Vandalism strikes Middlebury's TAM
MIDDLEBURY/NEW HAVEN — Bummer.
Who would do this?
This is so wrong.
Those were the thoughts that went through Laura Weylman Turner’s head Friday evening when during a run through the woods along the Trail Around Middlebury (TAM) and came upon a massive display of graffiti spray painted in fluorescent colors on trees, boulders and rocks along the edge of Otter Creek.
Fortunately some of the painted faces, flowers and undecipherable symbols could be scraped off by a volunteer from the Middlebury Area Land Trust, or MALT, which manages the TAM. But the incident reminded some that we live in a community where natural beauty is a precious resource that needs to be protected while it is also shared in common.
MALT board member Claire Tebbs observed that in appropriate places, graffiti is considered public art, but she noted this was not appropriate.
“Obviously, this circumstance is clearly unwanted, disrespectful vandalism,” she said.
Weylman Turner recounted her experience encountering the vandalism in a letter to MALT officials and to the Addison Independent. Here is a slightly edited version of the letter:
“I was running this evening along the TAM near the Belden bridge.
It was a steamy hot evening, but despite that I always know the TAM trails will bring me coolness and peace along the shaded trails.
My dogs and I trotted along the leaf-sodden trails, surrounded by tall pines, the sound of rushing water from the Otter Creek, a slight breeze, chipmunks chirping, the smell of pine, and not a soul in sight.
I always find peace here and no matter how slow or fast I go on the trail, I always finish feeling better, happier, rejuvenated.

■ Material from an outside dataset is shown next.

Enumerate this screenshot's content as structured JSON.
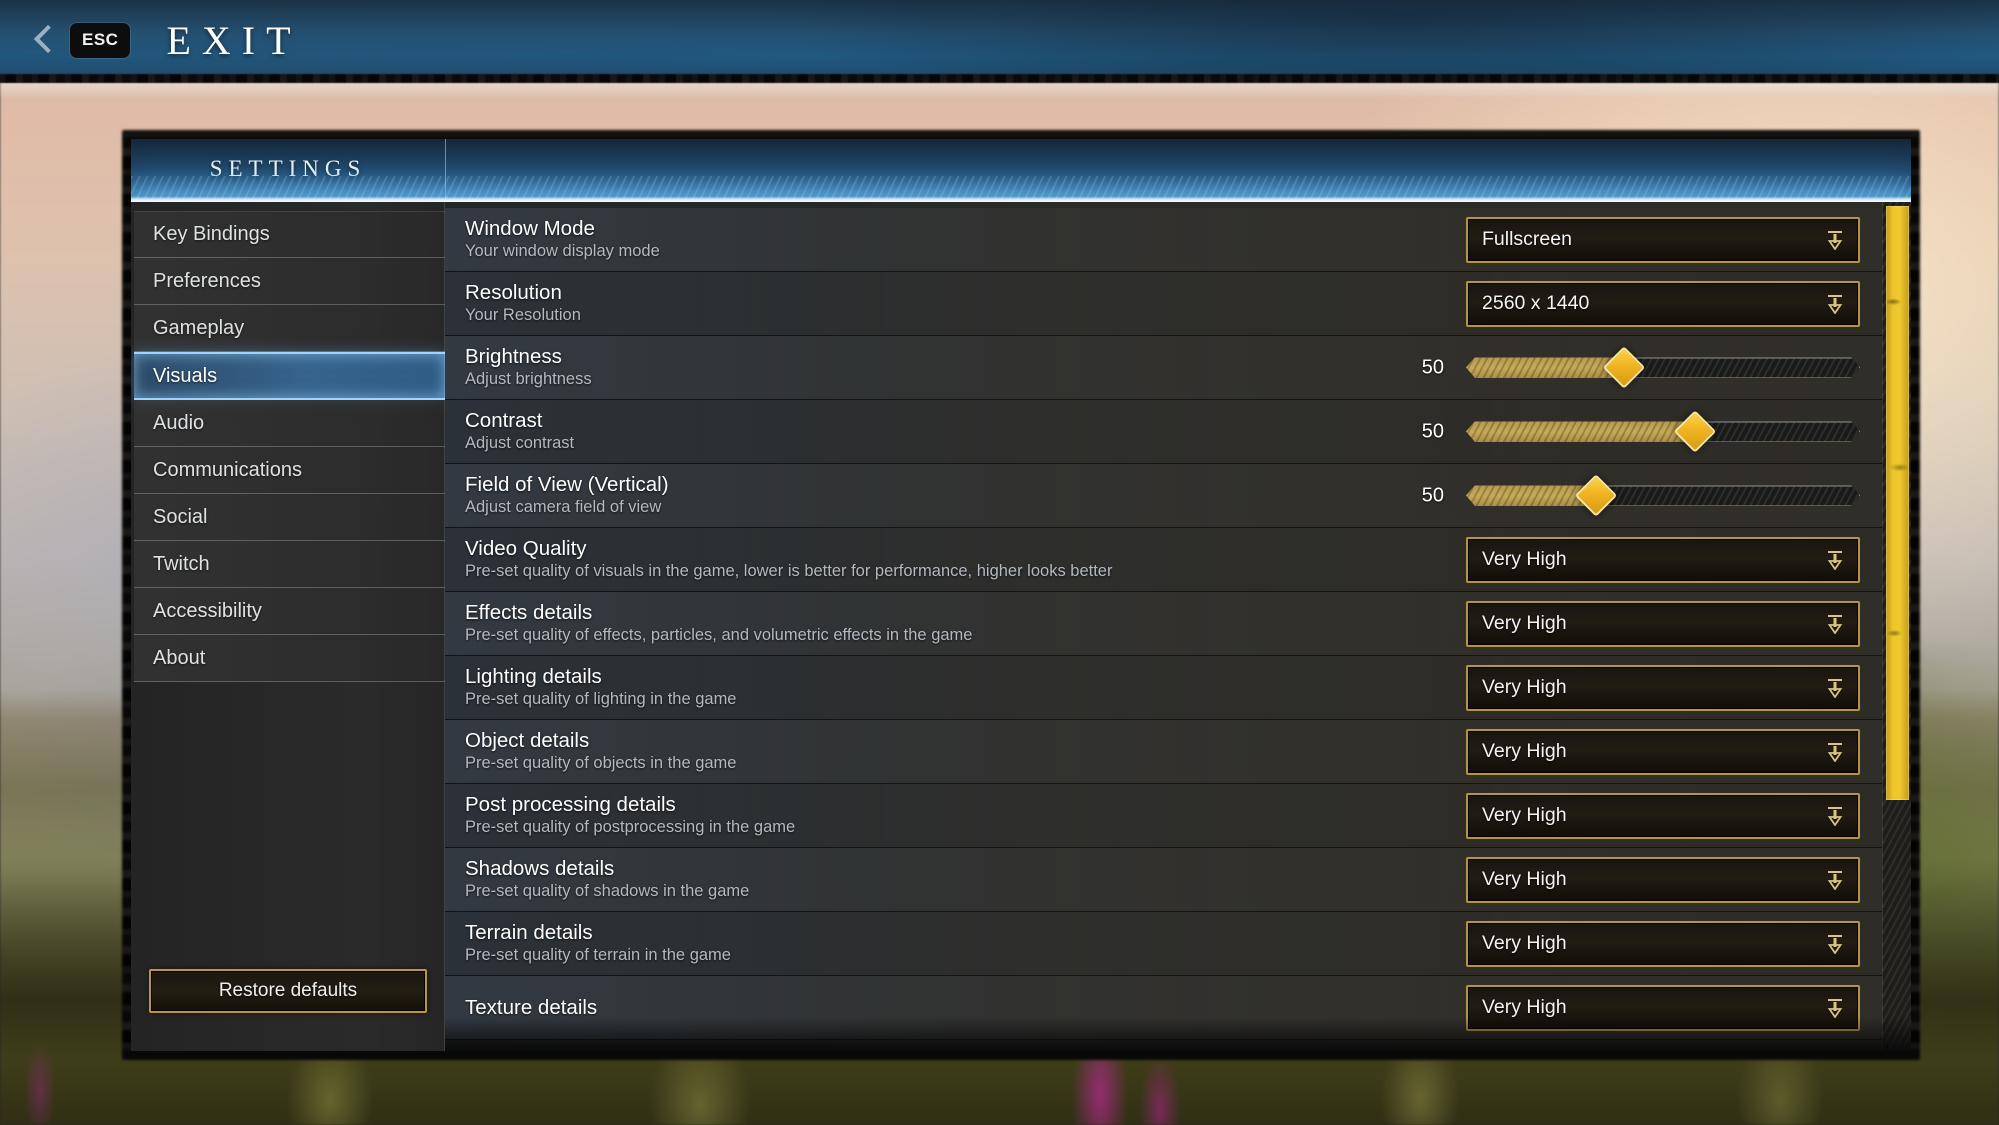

Tonight as I ran along the river I suddenly saw a bright color up ahead on the rock — at first I thought it was a fluorescent lamp, like one you use while camping. As I got closer, I realized it was not a light at all, but a neon green flower and hot pink sun on a large rock in the middle of the trail.
At first I thought, oh — cute a flower, huh….
As I passed over it, I looked to the right and saw (a cartoonish pink frog spay painted on a log).
Now initially this looks cool, artistic, but as I take it in and keep running its effect sinks in…
Grafitti …. grafitti in Vermont, in the woods, on the TAM — breaking the peace, serenity, beauty of this place.
Invading my “happy place” — everyone’s “happy place.”
I began to feel mad, invaded, sad.
I keep running through the pine-scented rolling trail … to a beautiful spot where I take a deep breath and take it all in.
But then I see (lots of graffiti — faces and monsters in florescent spray paint on rocks right up to the water’s edge. Symbols that appear to be signatures).
Who would do this ?
This is so wrong.
This is graffiti. This is not easily erased.
This is destruction of “Vermont’s property.” This is so thoughtless.
This ruins a very peaceful place for many, many people.
I am frustrated, mad, and not sure what can be done.”
Fortunately, MALT was able to send out John Derick, the keeper of the TAM, to do some initial cleaning. He said a wire brush or paint thinner might do the trick on some of the paint.
But such vandalism is never welcome in such a place of natural beauty.
Middlebury Police Chief Tom Hanley said that graffiti seems to occur randomly in the Middlebury area.
“Some years ago we experienced a streak of gang-tagging — like graffiti on utility boxes, mail collection boxes, and following that some copycat graffiti, and then it stopped,” he said.
He said he doesn’t remember any spates of graffiti in out-of-the-way places on trails, rocks or trees. And he said this incident is also somewhat unusual in that it is not clear who the vandal had in mind as their ideal viewer.
“Here we have a person(s) bringing paint with them. It’s not an impulsive act,” he said. “And it’s out of the way — very untypical.”
Although vandalism generally is not reported as often as it was 20 years ago, Hanley said, his department has seen a spike in the past few weeks. He pointed to recent incidents in which someone broke the glass in the Town Hall Theater marquee, and broke or removed decorative flower pots in downtown Middlebury.
“We’ve seen an increase in transients during this time with a variety of mental health/social/substance abuse issues that appears more than coincidental,” Hanley said.
Stopping graffiti, whether it is in a city or a rural community, can be tricky.
“Beauty is in the eye of the beholder,” Hanley said. “Anything that looks like tagging is not considered free expression or art.”
Aside from education, he said that a good way to stop future incidents of graffiti is to report it and remove it when you see it.
“The biggest deterrent to this sort of marking is removal when the ‘tagger’s’ message or work isn’t being seen,” Hanley said.